Copy each line of the data below with the word "JSON".

**Data extracted from a collection**
[Start of Attachment]
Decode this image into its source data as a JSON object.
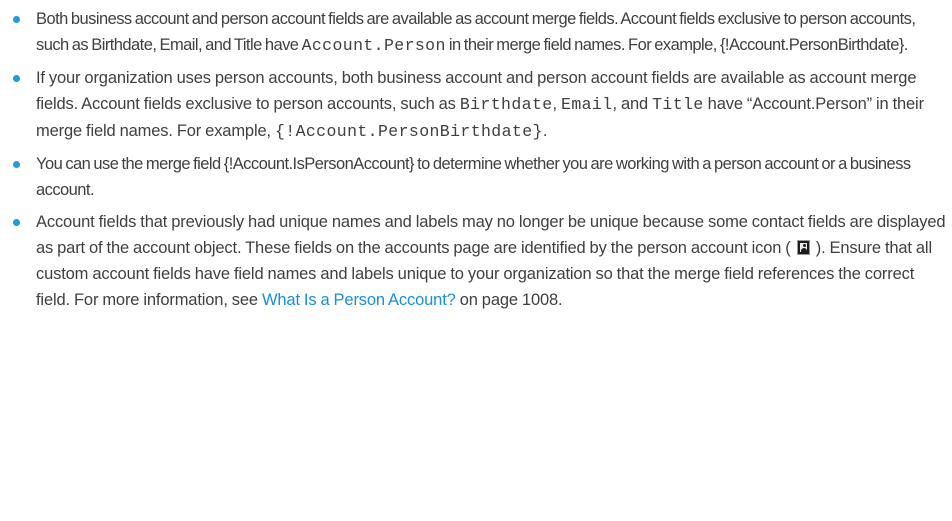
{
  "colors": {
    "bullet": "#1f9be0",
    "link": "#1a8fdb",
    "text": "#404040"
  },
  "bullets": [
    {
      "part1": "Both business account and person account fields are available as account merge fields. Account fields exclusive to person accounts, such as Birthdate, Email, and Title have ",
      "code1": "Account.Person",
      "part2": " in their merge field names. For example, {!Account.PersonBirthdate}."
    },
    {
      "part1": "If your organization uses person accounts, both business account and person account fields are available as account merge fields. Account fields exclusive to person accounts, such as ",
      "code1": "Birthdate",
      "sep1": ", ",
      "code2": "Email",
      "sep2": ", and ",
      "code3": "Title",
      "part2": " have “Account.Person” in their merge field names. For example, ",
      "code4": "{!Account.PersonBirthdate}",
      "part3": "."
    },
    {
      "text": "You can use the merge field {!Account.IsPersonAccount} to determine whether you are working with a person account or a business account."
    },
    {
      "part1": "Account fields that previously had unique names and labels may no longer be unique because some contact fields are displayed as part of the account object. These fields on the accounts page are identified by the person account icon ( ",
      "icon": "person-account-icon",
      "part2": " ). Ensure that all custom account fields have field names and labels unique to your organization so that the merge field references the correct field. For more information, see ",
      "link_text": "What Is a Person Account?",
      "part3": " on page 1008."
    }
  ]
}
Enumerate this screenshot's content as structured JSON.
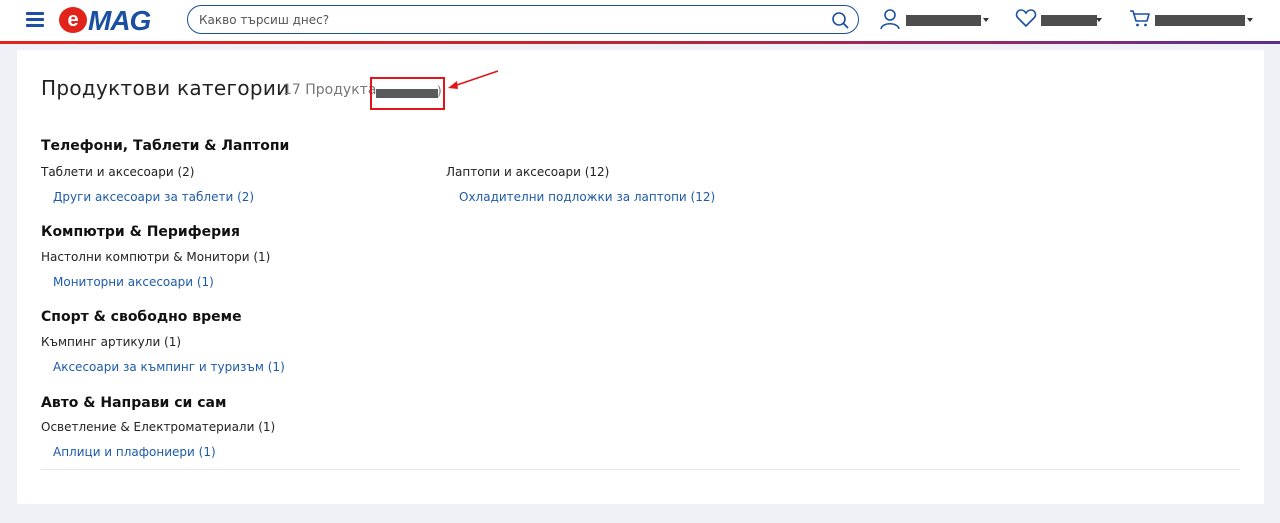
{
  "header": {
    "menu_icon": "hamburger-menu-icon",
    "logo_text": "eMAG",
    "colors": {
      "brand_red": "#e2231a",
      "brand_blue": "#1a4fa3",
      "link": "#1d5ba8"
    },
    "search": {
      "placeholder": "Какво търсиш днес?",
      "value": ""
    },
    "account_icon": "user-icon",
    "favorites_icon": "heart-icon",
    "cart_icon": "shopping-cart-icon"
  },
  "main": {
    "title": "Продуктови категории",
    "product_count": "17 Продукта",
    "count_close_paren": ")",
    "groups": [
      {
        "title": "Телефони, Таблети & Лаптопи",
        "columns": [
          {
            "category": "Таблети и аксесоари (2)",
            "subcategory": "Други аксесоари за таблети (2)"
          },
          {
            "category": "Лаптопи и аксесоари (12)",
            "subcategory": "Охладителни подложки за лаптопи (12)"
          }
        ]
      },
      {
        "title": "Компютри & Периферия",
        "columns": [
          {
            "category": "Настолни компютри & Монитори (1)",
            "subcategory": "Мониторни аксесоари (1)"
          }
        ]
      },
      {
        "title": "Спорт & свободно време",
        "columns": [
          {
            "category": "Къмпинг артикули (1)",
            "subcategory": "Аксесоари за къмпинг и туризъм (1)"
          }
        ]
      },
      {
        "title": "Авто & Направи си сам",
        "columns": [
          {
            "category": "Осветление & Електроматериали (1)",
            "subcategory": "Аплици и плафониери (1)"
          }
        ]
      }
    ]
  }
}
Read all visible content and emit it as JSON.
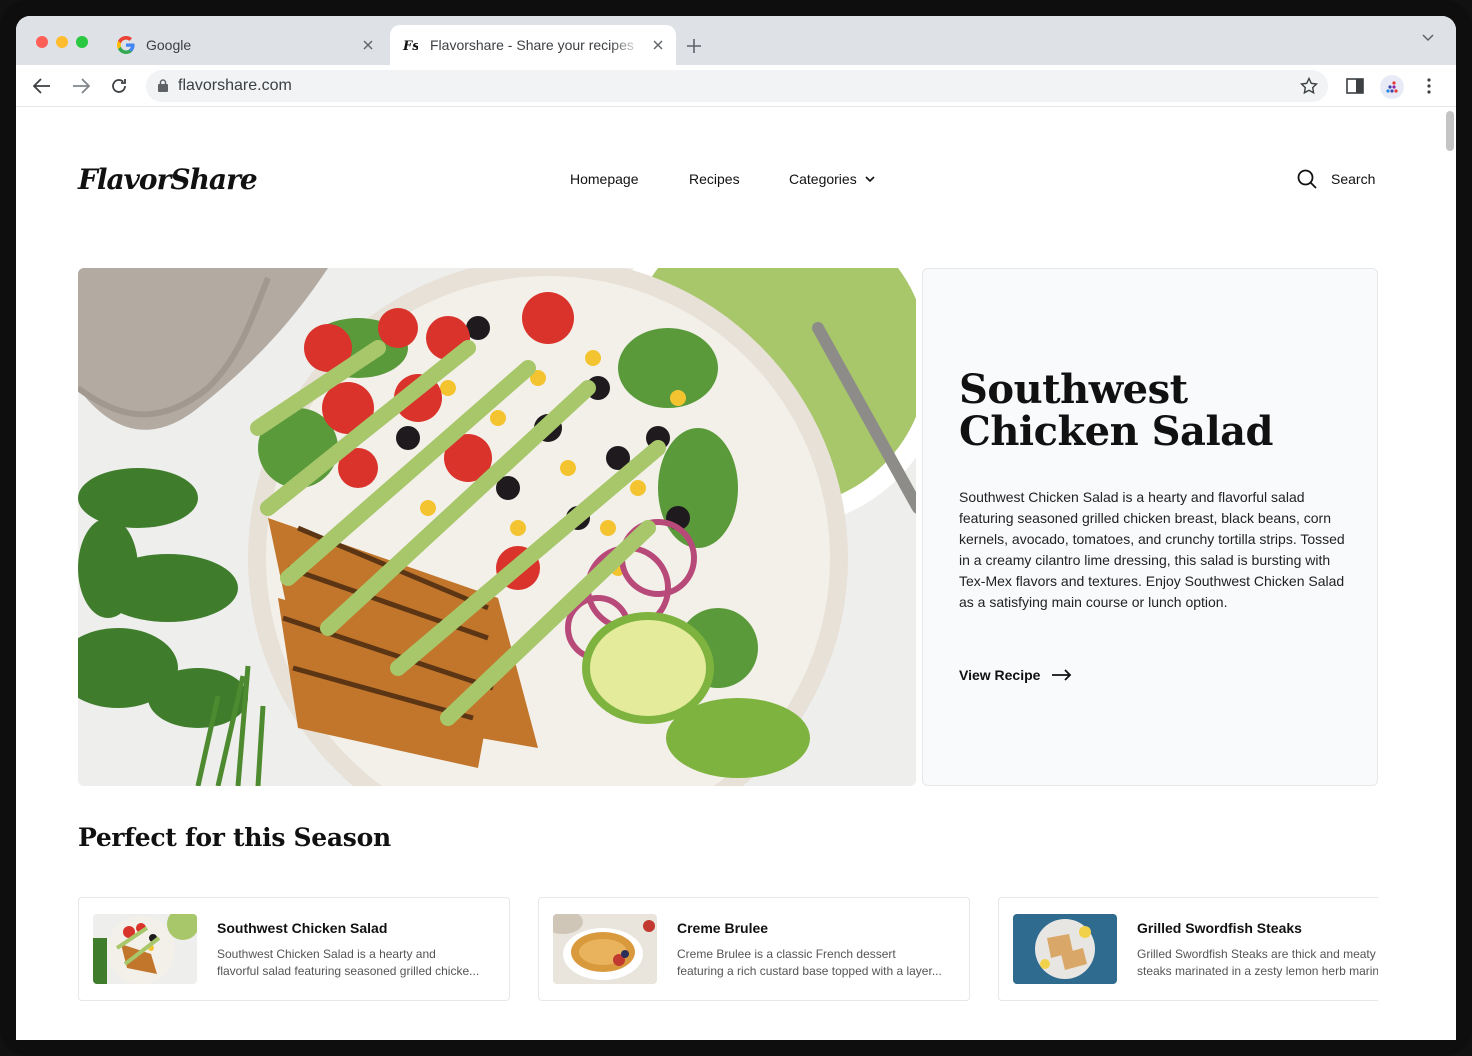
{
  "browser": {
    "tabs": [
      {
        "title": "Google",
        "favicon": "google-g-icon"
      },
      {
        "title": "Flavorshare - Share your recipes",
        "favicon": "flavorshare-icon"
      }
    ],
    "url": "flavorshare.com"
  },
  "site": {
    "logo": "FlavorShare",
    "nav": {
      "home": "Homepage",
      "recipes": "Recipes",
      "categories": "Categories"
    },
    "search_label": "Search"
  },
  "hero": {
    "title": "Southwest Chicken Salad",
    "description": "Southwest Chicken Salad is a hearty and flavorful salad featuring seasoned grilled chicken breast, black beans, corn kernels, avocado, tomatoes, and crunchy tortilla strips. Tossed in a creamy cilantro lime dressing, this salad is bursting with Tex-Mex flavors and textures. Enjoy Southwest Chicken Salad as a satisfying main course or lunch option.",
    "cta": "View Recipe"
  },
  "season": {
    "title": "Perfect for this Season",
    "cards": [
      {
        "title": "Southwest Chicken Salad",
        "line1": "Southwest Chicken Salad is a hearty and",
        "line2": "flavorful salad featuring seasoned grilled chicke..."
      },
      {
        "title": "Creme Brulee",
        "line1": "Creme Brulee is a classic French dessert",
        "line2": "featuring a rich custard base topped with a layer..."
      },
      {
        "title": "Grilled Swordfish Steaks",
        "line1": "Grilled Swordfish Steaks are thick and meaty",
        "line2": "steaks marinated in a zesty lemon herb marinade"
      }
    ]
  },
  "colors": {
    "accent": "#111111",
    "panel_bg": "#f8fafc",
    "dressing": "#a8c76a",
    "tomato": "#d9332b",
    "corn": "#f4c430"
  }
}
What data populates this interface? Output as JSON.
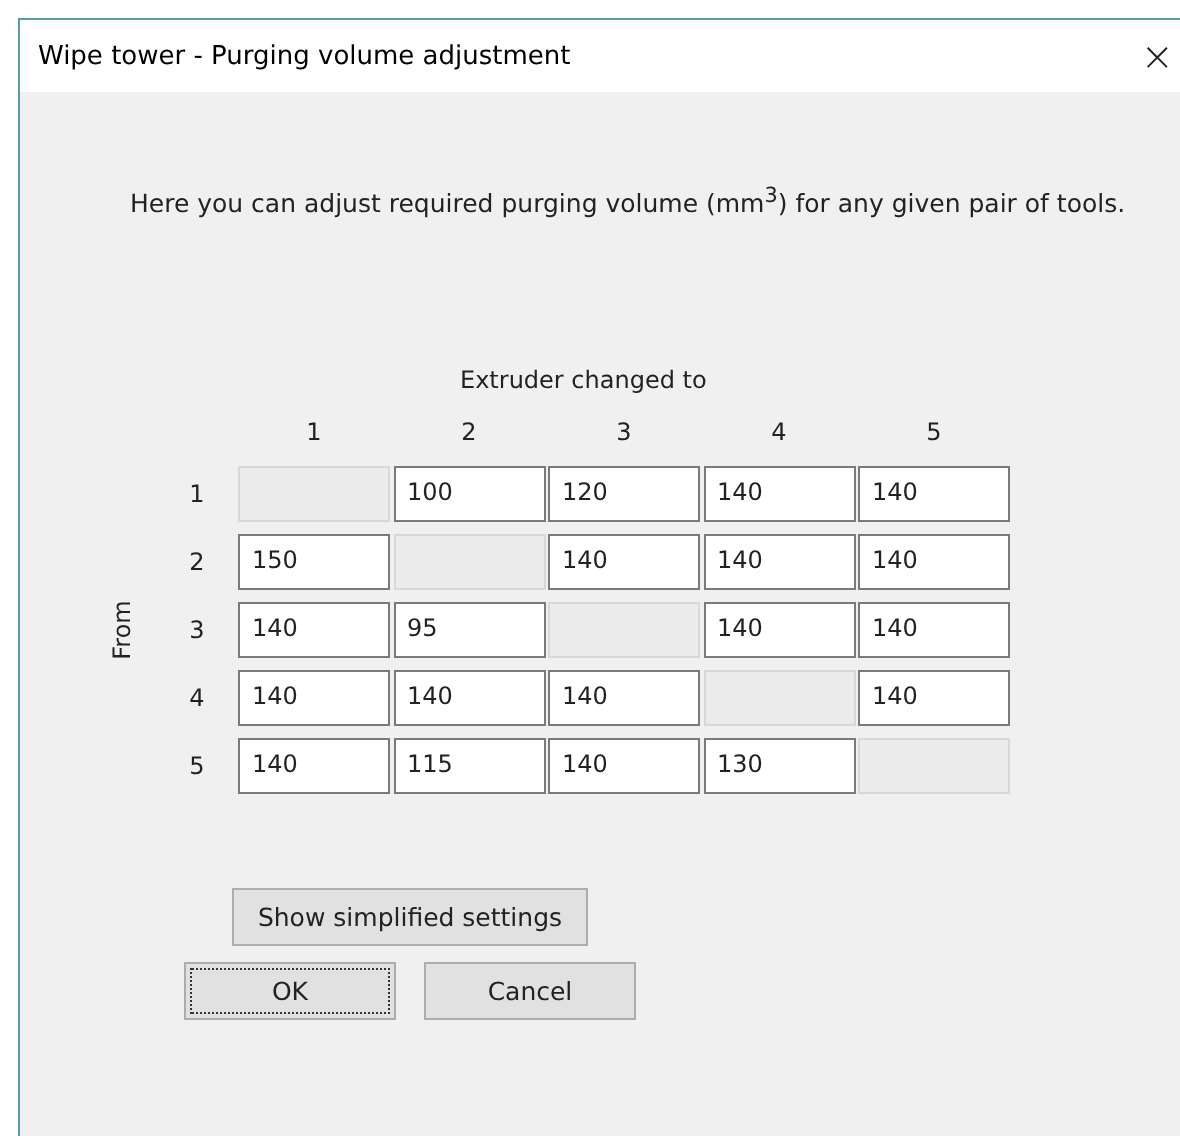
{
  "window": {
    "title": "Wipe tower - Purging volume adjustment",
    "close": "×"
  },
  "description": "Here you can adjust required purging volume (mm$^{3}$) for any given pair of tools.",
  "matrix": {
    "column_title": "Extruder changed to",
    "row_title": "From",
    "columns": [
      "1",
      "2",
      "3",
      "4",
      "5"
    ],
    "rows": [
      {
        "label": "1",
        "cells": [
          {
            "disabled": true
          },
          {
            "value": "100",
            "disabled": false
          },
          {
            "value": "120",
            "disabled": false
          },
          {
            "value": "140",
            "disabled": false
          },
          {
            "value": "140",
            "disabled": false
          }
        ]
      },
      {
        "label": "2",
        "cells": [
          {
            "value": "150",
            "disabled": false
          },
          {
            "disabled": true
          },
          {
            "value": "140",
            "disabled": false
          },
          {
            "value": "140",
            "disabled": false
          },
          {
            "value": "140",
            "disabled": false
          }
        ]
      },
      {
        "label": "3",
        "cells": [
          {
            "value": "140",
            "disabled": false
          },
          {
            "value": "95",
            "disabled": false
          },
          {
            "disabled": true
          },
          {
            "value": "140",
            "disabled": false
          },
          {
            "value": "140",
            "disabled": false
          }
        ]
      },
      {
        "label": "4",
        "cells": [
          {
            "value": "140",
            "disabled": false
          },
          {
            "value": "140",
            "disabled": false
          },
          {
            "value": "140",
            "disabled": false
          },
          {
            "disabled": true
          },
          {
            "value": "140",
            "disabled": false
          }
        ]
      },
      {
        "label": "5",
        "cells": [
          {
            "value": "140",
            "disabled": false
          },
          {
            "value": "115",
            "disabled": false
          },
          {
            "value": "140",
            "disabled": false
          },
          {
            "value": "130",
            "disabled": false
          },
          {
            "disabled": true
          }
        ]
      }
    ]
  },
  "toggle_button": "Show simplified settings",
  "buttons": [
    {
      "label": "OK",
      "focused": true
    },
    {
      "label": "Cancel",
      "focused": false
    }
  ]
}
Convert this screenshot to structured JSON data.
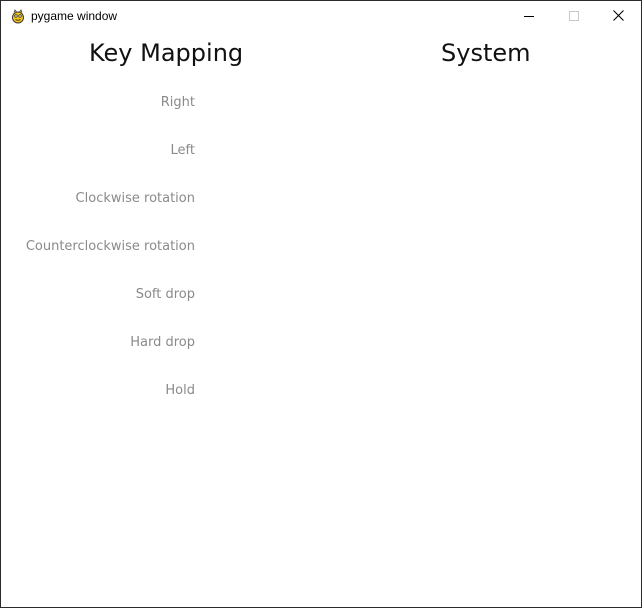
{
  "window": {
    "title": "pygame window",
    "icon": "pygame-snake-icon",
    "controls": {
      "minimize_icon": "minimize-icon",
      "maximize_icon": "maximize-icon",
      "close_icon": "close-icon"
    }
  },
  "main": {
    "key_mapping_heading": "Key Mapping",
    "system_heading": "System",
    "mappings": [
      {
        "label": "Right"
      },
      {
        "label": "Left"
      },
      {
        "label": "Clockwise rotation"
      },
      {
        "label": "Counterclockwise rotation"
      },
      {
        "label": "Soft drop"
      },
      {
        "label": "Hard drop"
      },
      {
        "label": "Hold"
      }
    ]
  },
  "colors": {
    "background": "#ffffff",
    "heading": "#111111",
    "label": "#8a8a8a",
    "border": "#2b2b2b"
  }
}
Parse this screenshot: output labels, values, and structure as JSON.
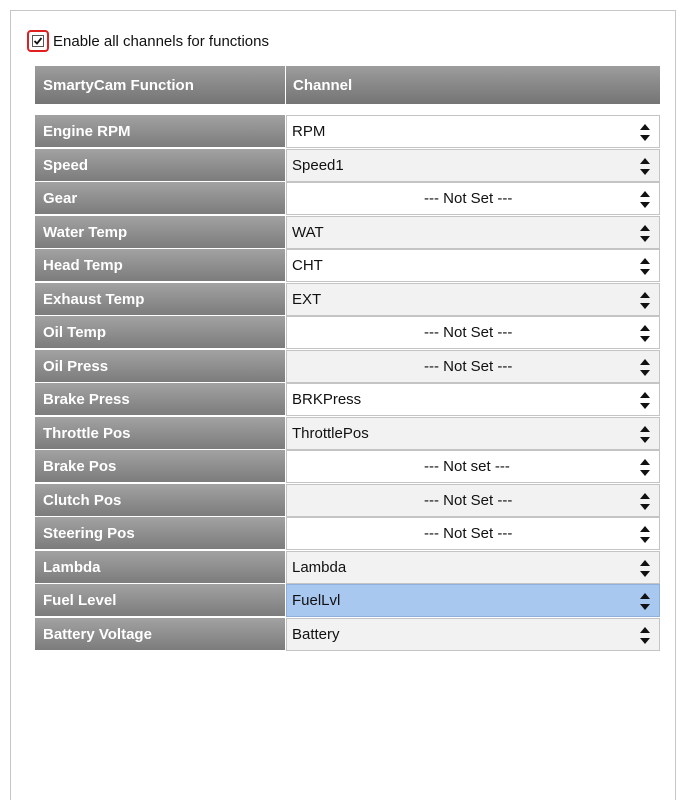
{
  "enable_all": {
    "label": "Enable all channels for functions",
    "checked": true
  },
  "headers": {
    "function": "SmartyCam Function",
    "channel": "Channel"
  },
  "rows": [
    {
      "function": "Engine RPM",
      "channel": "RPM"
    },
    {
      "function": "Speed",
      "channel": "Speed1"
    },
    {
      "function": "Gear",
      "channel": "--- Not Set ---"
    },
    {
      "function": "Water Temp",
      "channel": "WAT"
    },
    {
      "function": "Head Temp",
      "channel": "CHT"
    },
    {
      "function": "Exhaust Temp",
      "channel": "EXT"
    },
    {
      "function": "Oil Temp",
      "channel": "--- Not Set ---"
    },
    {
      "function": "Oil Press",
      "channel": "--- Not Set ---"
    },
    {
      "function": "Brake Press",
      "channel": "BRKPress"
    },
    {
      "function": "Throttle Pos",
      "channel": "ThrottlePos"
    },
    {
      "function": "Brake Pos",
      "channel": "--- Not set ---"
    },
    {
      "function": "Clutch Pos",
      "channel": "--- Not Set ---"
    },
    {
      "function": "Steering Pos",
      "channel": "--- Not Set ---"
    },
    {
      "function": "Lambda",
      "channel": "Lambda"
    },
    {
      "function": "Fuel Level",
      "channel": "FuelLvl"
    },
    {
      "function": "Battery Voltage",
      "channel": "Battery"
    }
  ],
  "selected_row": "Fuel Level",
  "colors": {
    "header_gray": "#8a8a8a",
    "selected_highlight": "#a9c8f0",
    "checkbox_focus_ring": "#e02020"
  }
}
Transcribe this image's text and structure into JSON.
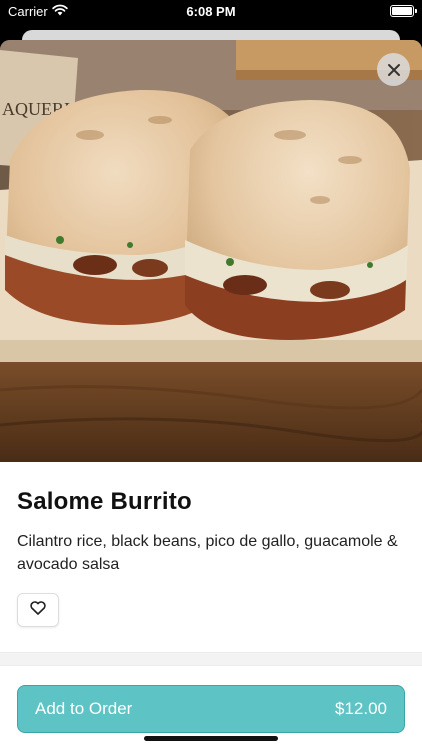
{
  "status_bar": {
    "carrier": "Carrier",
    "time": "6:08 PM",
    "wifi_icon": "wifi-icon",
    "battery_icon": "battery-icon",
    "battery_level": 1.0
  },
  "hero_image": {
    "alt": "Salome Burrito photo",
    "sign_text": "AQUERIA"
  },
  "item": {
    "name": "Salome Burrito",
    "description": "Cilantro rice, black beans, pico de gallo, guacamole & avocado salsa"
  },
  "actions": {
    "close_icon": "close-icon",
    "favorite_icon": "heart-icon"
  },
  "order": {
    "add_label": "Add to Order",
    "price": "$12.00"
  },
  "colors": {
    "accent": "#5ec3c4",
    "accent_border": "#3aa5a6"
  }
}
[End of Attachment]
**Solved exercise**
Decode this image into its source data as a JSON object.
Enumerate this screenshot's content as structured JSON.
Read all visible content and emit it as JSON.
What data populates this interface? Output as JSON.
Convert this screenshot to structured JSON data.
Parse this screenshot: output labels, values, and structure as JSON.
Transcribe this image's text and structure into JSON.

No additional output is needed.